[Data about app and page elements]
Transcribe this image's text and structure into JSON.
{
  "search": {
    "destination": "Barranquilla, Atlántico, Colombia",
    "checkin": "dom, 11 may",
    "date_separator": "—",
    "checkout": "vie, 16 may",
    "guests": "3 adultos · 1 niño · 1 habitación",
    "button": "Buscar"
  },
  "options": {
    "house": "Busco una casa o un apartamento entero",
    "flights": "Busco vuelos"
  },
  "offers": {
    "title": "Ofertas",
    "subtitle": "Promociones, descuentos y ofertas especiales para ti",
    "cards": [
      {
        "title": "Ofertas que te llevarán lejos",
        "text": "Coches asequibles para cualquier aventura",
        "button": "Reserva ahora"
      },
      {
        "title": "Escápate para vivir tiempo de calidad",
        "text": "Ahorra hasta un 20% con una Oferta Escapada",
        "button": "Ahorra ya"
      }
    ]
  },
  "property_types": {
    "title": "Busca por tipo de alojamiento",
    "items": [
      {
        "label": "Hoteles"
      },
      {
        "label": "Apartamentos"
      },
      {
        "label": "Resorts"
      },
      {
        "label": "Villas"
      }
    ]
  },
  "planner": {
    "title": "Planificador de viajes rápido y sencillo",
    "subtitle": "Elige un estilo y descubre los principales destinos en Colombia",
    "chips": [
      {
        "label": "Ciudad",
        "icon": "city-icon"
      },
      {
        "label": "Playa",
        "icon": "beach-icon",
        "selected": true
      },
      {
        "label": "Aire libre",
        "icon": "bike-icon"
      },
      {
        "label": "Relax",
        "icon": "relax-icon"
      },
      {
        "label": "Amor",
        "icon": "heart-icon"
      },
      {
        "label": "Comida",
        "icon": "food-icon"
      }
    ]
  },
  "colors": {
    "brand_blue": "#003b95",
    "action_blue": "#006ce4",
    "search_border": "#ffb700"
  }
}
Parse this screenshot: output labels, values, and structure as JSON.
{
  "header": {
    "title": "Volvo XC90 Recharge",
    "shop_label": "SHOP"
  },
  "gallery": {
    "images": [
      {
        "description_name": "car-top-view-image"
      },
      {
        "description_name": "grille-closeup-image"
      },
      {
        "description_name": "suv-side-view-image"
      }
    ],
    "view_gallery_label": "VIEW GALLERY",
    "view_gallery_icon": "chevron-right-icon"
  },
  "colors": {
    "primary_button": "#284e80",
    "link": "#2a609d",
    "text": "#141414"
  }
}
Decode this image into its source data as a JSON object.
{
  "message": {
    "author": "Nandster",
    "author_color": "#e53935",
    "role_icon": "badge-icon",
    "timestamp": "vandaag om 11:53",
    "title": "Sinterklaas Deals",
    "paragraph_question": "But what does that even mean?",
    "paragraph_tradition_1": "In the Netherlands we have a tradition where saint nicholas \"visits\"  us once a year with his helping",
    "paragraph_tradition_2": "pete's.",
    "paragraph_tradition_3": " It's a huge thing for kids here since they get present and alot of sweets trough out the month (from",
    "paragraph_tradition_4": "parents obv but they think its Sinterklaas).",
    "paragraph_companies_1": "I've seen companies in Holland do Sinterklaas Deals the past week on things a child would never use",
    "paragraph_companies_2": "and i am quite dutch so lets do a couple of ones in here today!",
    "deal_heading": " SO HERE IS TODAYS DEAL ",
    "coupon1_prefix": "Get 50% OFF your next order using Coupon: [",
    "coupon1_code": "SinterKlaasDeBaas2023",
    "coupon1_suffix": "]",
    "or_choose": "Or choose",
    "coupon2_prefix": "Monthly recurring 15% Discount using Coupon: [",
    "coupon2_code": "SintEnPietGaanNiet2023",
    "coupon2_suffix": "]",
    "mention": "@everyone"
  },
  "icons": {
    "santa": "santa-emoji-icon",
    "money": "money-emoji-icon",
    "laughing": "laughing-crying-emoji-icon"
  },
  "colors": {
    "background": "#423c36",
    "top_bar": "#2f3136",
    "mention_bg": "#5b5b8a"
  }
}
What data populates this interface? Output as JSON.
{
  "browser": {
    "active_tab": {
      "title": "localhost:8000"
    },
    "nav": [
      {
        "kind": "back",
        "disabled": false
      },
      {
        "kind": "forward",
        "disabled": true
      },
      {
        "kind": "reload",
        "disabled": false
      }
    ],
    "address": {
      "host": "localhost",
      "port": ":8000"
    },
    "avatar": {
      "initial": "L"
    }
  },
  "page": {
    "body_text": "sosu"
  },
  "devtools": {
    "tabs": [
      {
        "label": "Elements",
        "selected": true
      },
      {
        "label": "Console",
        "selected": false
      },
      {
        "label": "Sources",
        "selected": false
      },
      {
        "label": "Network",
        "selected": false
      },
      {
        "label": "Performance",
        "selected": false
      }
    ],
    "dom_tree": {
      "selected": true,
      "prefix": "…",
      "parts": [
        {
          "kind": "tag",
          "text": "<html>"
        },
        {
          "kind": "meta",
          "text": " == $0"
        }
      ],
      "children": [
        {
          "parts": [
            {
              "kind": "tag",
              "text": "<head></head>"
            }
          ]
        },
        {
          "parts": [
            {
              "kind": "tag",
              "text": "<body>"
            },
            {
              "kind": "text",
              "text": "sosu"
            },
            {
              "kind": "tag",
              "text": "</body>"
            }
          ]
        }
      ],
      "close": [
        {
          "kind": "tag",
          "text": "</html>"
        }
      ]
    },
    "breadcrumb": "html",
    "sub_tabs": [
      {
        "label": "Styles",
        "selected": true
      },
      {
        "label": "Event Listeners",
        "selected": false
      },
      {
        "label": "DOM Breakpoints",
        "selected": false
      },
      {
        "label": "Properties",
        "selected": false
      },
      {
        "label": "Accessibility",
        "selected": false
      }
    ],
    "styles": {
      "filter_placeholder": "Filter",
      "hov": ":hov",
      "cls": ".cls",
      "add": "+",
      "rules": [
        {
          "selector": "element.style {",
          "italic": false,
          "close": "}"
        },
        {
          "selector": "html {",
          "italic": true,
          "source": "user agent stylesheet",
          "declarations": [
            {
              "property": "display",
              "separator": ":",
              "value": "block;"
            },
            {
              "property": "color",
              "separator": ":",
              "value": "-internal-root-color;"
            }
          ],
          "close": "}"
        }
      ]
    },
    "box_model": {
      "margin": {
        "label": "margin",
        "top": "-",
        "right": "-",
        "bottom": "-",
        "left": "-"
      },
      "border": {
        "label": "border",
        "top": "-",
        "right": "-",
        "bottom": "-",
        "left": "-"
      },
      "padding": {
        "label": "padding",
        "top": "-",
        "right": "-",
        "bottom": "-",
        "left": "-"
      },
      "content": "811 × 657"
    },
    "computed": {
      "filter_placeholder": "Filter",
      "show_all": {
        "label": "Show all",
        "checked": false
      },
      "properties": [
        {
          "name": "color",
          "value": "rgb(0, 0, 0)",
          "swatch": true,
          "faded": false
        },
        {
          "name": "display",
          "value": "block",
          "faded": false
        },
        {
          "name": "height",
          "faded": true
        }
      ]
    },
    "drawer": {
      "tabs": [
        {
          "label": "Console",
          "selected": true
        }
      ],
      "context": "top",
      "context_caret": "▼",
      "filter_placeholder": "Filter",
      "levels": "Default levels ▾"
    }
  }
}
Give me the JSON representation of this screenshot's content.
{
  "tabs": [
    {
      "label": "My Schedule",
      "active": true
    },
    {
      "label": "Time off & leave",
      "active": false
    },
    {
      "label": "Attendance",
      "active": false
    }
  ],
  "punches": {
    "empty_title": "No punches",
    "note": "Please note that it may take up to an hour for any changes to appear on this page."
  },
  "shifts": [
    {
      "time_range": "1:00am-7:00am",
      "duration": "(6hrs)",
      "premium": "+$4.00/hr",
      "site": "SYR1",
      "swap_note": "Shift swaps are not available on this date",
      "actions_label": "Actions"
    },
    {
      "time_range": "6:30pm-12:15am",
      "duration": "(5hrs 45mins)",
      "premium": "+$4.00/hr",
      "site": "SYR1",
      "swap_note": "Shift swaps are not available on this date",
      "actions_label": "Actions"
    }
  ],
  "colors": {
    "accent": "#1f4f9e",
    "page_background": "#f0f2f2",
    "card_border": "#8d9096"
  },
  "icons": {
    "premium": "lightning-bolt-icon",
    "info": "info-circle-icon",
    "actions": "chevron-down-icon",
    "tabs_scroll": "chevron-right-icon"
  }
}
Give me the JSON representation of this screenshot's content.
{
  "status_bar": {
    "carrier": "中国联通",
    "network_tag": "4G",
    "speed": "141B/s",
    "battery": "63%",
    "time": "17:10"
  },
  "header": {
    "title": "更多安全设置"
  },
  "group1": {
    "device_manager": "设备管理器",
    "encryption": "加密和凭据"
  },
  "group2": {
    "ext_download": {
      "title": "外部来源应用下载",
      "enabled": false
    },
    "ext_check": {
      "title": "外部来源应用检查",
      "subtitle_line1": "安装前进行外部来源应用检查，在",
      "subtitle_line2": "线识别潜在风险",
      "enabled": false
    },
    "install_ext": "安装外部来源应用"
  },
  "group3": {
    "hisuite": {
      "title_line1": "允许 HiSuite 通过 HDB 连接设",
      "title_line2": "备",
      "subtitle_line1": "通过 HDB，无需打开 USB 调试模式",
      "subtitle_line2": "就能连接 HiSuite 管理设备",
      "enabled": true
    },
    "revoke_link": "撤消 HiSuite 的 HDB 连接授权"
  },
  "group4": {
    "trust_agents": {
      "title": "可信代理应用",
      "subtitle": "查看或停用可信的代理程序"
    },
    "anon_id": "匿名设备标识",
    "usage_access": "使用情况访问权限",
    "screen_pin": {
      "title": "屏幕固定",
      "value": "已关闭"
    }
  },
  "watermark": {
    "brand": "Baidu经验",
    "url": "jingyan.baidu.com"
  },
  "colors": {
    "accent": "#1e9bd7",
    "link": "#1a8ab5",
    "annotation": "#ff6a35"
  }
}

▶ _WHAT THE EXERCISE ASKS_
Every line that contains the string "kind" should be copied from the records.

▶ _TASK OUTPUT_
        "kind": "back",
        "kind": "forward",
        "kind": "reload",
          "kind": "tag",
          "kind": "meta",
              "kind": "tag",
              "kind": "tag",
              "kind": "text",
              "kind": "tag",
          "kind": "tag",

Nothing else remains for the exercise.